But St. Louis could at least make a credible argument that its record was not indicative of how good the team really was. So let’s look instead at the Pittsburgh Steelers.
In the NFL, six teams from each conference get in. Pittsburgh was the AFC’s No. 6 seed. Never before had a No. 6 seed won the Super Bowl. And the Steelers were not exactly seen as a great team after the season was over. Before it began, maybe. But not when people had seen them play.
Then a series of unlikely events occurred. QB Carson Palmer, whom you know as a Heisman trophy winner if you don’t follow the NFL, got taken out early in the Bengals’ game against Pittsburgh. The Steelers beat Indianapolis on the strength of an almost inexplicable shoe-string tackle by Ben Roethlisberger to avoid total disaster. And so on.
The secret to Pittsburgh's success.
Then, with an assist from men wearing white and black uniforms who were decidedly not official members of the Pittsburgh team, the Steelers defeated an underachieving Seattle Seahawks team in the Super Bowl.
Remember George Mason? That “great story” of the NCAA tourney last year? Show of hands for those who thought, from the beginning of the season to the end of the season, that George Mason was the fourth-best team in the country.
(And, no, I don’t want to see Boise State play Ohio State or Florida. Because if the Broncos then get crushed 44-3, we all have to believe that the Oklahoma game was a fluke instead of an inspiring David vs. Goliath tale. In that case, I’d rather have the dreams than the reality.)
Which brings us to another flaw in football and NCAA basketball championships: They are one and done. At least in MLB, you have to beat another team four out of seven times before advancing. Same with the NBA. In the NFL and the NCAA basketball tourney, a team that wouldn't otherwise win could pull off a 1/1,000,000 upset -- and from time to time does. At least if this happens in a No. 1 vs. No. 2 game, a team that could reasonably lay claim to being the best team in the nation wins.
You might believe that a playoff is a better way to determine the national champion. So be it.
Personally, I would like to see a Plus One system because it would give four deserving teams a chance and would get rid of some of the controversy. (And I’d love to see ESPN and Keith Jackson turn red and rail against the injustice of the Big Ten and the SEC dominating the event, because the teams No. 1-4 after the regular season were Ohio State, Florida, Michigan and LSU.)
But how can we have a title game without the Trojans?

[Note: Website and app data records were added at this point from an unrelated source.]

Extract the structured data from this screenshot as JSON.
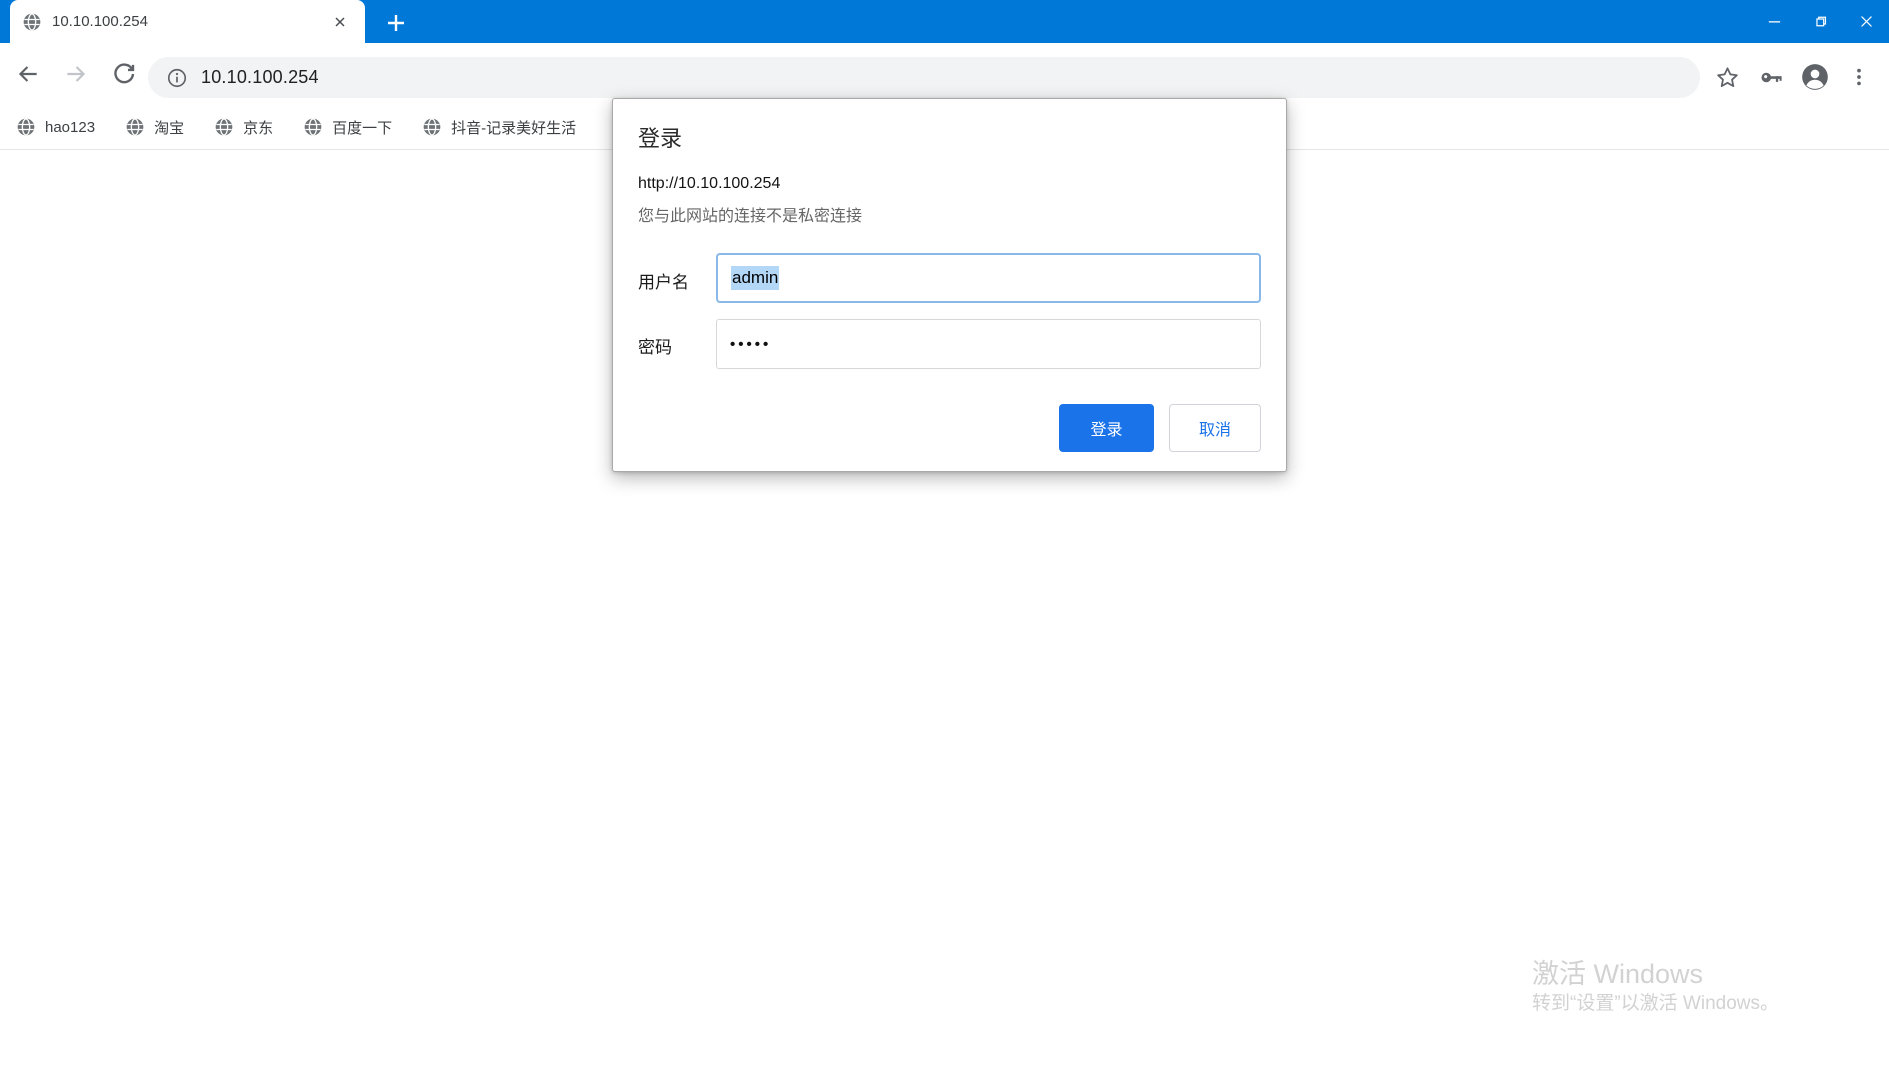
{
  "browser": {
    "tab_title": "10.10.100.254",
    "url": "10.10.100.254",
    "bookmarks": [
      "hao123",
      "淘宝",
      "京东",
      "百度一下",
      "抖音-记录美好生活"
    ]
  },
  "dialog": {
    "title": "登录",
    "origin": "http://10.10.100.254",
    "warning": "您与此网站的连接不是私密连接",
    "username": {
      "label": "用户名",
      "value": "admin"
    },
    "password": {
      "label": "密码",
      "value": "•••••"
    },
    "buttons": {
      "signin": "登录",
      "cancel": "取消"
    }
  },
  "watermark": {
    "line1": "激活 Windows",
    "line2": "转到“设置”以激活 Windows。"
  },
  "colors": {
    "titlebar_blue": "#0078d7",
    "primary_button_blue": "#1a73e8",
    "focus_border_blue": "#8ab8e8",
    "text_selection_blue": "#b3d7f7",
    "icon_gray": "#5f6368",
    "omnibox_gray": "#f1f3f4"
  }
}
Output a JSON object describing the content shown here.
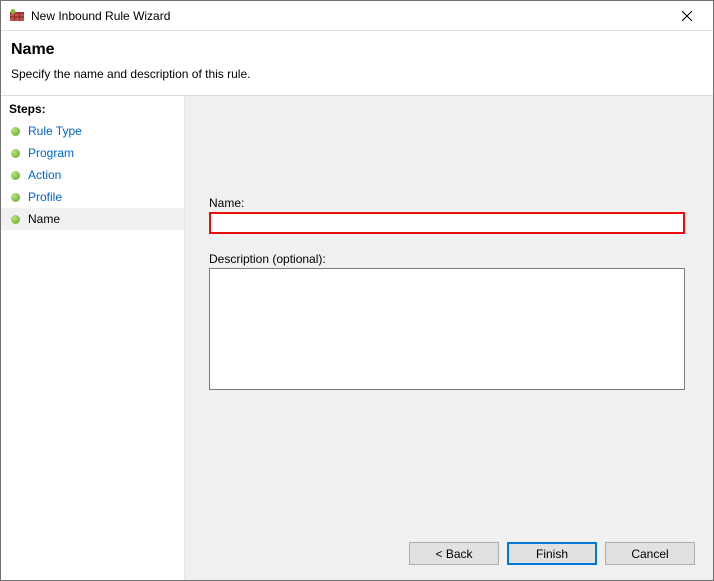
{
  "window": {
    "title": "New Inbound Rule Wizard"
  },
  "header": {
    "title": "Name",
    "subtitle": "Specify the name and description of this rule."
  },
  "sidebar": {
    "header": "Steps:",
    "items": [
      {
        "label": "Rule Type"
      },
      {
        "label": "Program"
      },
      {
        "label": "Action"
      },
      {
        "label": "Profile"
      },
      {
        "label": "Name"
      }
    ]
  },
  "form": {
    "name_label": "Name:",
    "name_value": "",
    "desc_label": "Description (optional):",
    "desc_value": ""
  },
  "buttons": {
    "back": "< Back",
    "finish": "Finish",
    "cancel": "Cancel"
  }
}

But don’t say a playoff would produce a more authentic champion than the BCS. All championships are mythical, to some degree or another.
And to say otherwise is a disservice to the debate we should be having.